• Activity
Return every line from the listing where the word "value" occurs.

• Dataset
============================================================
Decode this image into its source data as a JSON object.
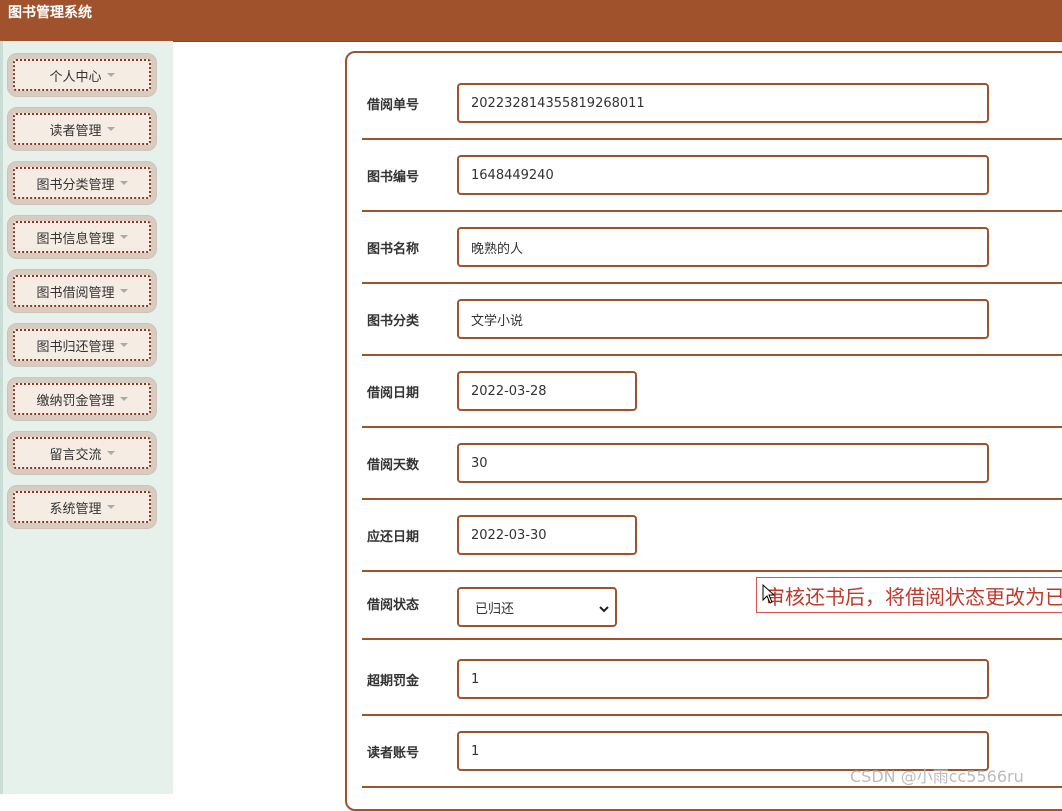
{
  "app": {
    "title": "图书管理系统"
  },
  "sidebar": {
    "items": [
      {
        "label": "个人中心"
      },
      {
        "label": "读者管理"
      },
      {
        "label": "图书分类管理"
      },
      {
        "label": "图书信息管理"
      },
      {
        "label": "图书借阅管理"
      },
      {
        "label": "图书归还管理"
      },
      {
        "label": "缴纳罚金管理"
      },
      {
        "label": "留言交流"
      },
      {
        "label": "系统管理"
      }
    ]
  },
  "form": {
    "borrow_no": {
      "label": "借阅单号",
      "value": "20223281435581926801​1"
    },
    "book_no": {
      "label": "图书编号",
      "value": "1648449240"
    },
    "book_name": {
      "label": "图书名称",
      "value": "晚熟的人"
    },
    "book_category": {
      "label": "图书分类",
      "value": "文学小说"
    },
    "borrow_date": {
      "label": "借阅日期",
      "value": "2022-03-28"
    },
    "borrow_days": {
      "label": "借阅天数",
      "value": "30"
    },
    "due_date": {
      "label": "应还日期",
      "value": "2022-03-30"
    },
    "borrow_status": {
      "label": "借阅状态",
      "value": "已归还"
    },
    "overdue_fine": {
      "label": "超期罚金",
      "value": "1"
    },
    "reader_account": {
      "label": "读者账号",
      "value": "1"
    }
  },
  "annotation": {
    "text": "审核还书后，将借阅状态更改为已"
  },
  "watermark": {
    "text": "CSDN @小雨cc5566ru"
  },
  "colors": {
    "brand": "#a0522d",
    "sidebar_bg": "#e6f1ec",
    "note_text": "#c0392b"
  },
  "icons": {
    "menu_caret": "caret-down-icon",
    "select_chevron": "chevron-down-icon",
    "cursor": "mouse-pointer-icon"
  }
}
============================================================
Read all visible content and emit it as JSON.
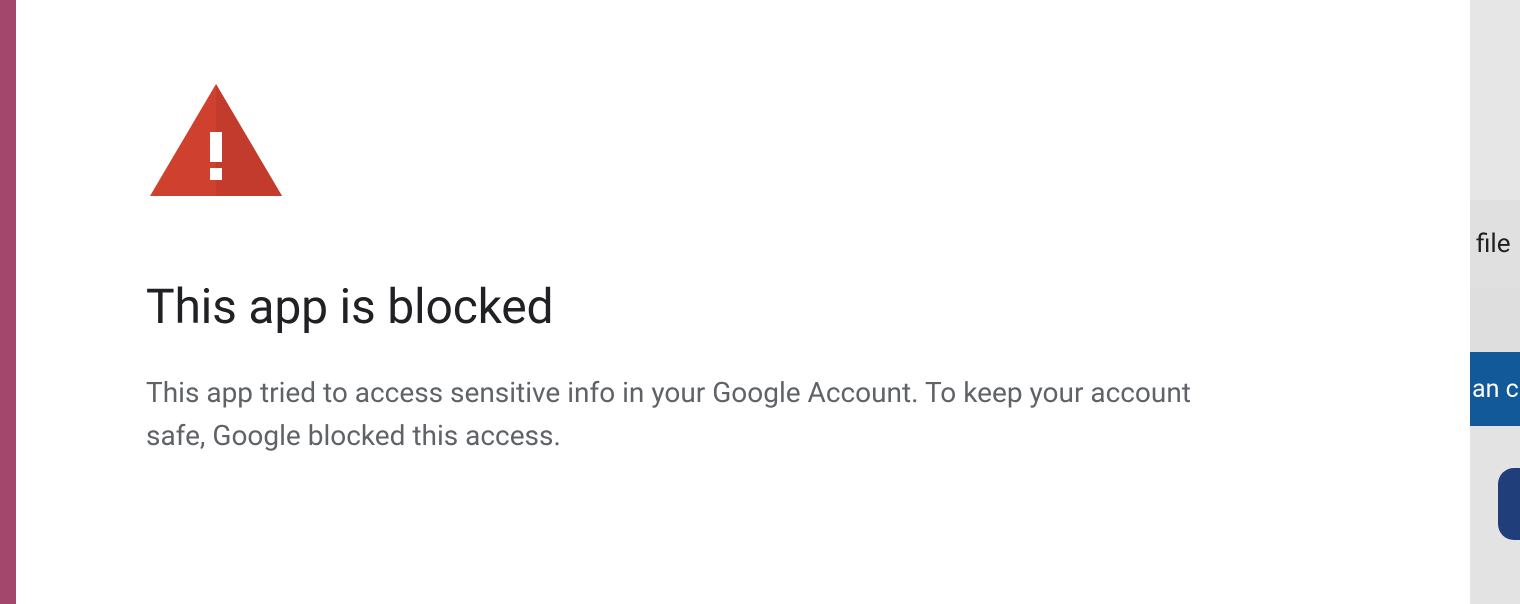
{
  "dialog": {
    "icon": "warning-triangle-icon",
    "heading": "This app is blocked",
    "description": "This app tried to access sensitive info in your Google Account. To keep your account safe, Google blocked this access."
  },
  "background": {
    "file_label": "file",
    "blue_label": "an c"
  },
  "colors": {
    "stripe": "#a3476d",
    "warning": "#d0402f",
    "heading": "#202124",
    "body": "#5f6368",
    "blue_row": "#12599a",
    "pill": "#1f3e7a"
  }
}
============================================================
• Solution for this task
      "value": "20223281435581926801​1"
      "value": "1648449240"
      "value": "晚熟的人"
      "value": "文学小说"
      "value": "2022-03-28"
      "value": "30"
      "value": "2022-03-30"
      "value": "已归还"
      "value": "1"
      "value": "1"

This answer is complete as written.